Jesus condemns outward practices of worship that mask arrogant, unaccepting hearts. His disciples aren't occupied with avoiding powerless people to gain acceptance by powerful people. Nor are they to be giving up things to impress others with their piety, but with filling their days with his presence. We get the feeling that the Pharisees might well have gone out the side aisle to avoid their future pastor.
Lent is often caricatured as a long-faced, no-fun season. But Lent is really about saying no to some things so we can say yes to others. At the outset of his ministry Jesus was tempted by Satan to say yes to the chance to use his gifts for immediate gratification of his physical needs, to say yes to the enjoyment of material wealth and the thrill of power over others. He said no to these temptations, and headed into the towns and villages to say yes to long days and nights of healing, teaching, feeding, and exorcising.
During Lent we Christians are called to say no to any habit that comes between God and ourselves. It might be an unhealthy physical habit: unhealthy eating patterns, drinking, drug abuse. It might be an unhealthy spiritual diet: the habit of vicious gossip, of jealousy of others' accomplishments, or of consistently seeing the worst in people and situations. It might be indifference to the condition of the homeless and the lonely in our community. It might be the habit of judging and categorizing others to maintain our sense of superiority. It might be the tendency to see our spiritual lives as limited to one hour of worship on Sundays. It might be the habit of expecting unbroken peace and inward joy without putting in the time to cultivate our prayer relationship with God. It might be the habit of facing life's challenges without factoring the presence of God into the equation.
When we answer Christ's call to say no to destructive practices, energy is left to say yes to positive disciplines. We can fill the space and time left by our fasting with some positive disciplines to help us respond to God's love more intentionally. John Wesley called them the means of grace: prayer, searching the scriptures, fasting, acts of kindness aimed at justice, and regular attendance at corporate worship where we participate in the sacraments of baptism and communion and meet God as the scriptures are read and proclaimed.
Just as there are lots of things we may need to say no to during Lent, so there are many opportunities to say yes. I will see the good points of a troublesome family member. I will show more affection to my spouse.
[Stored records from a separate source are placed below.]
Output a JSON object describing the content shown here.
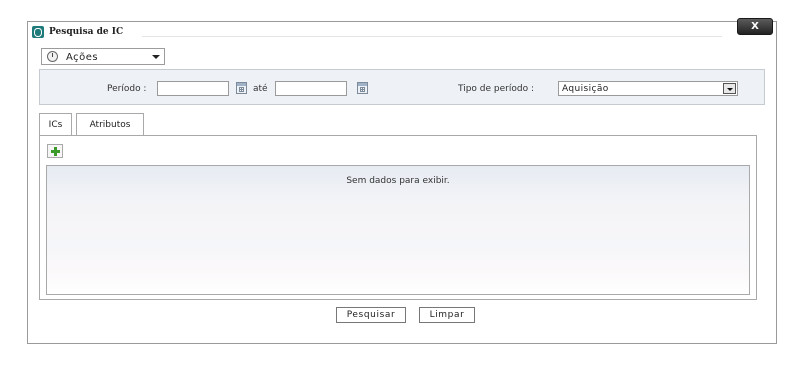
{
  "dialog": {
    "title": "Pesquisa de IC",
    "close_label": "X"
  },
  "actions_menu": {
    "label": "Ações",
    "icon": "actions-gear-icon"
  },
  "filters": {
    "period_label": "Período :",
    "period_start_value": "",
    "period_between_label": "até",
    "period_end_value": "",
    "period_type_label": "Tipo de período :",
    "period_type_selected": "Aquisição"
  },
  "tabs": [
    {
      "label": "ICs",
      "active": false
    },
    {
      "label": "Atributos",
      "active": true
    }
  ],
  "attributes_tab": {
    "add_icon": "plus-icon",
    "empty_message": "Sem dados para exibir."
  },
  "footer": {
    "search_label": "Pesquisar",
    "clear_label": "Limpar"
  },
  "colors": {
    "title_icon": "#1f7a7a",
    "filter_bar_bg": "#eef1f6",
    "add_icon_green": "#3c9a2a",
    "close_button_bg": "#222222"
  }
}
I will keep in better touch with my extended family. I will improve my understanding of issues of justice for the poor. I will participate in a ministry of care in my community.
In adopting these positive disciplines, even though they may be taxing for us, we find new life. As the prophet Isaiah says "Then your light shall break forth like the dawn, and your healing shall spring up quickly" (Is. 58:8).
Upon entering the large room in which the annual session of a church group was to take place for several days, participants noticed that one object dominated the platform upon which the sessions would be led. The object was a giant cross, stretching from just above an altar table to the tall ceiling of that room. Across the face of that cross one word had been emblazoned. It was the word "Yes."
The cross in ashes on our skin is our "yes" to the kind of Lent Jesus desires for each of us. He wants us to accompany him boldly, saying "no" to that which would slow our steps and saying "yes" to that which would fill our hearts and our actions with love for him and others. The kind of Lent Jesus desires for us is the kind that prepares our hearts for a Savior who rises from the ashes of death and injustice to bring a new life of justice and joy. That new life begins with Ash Wednesday.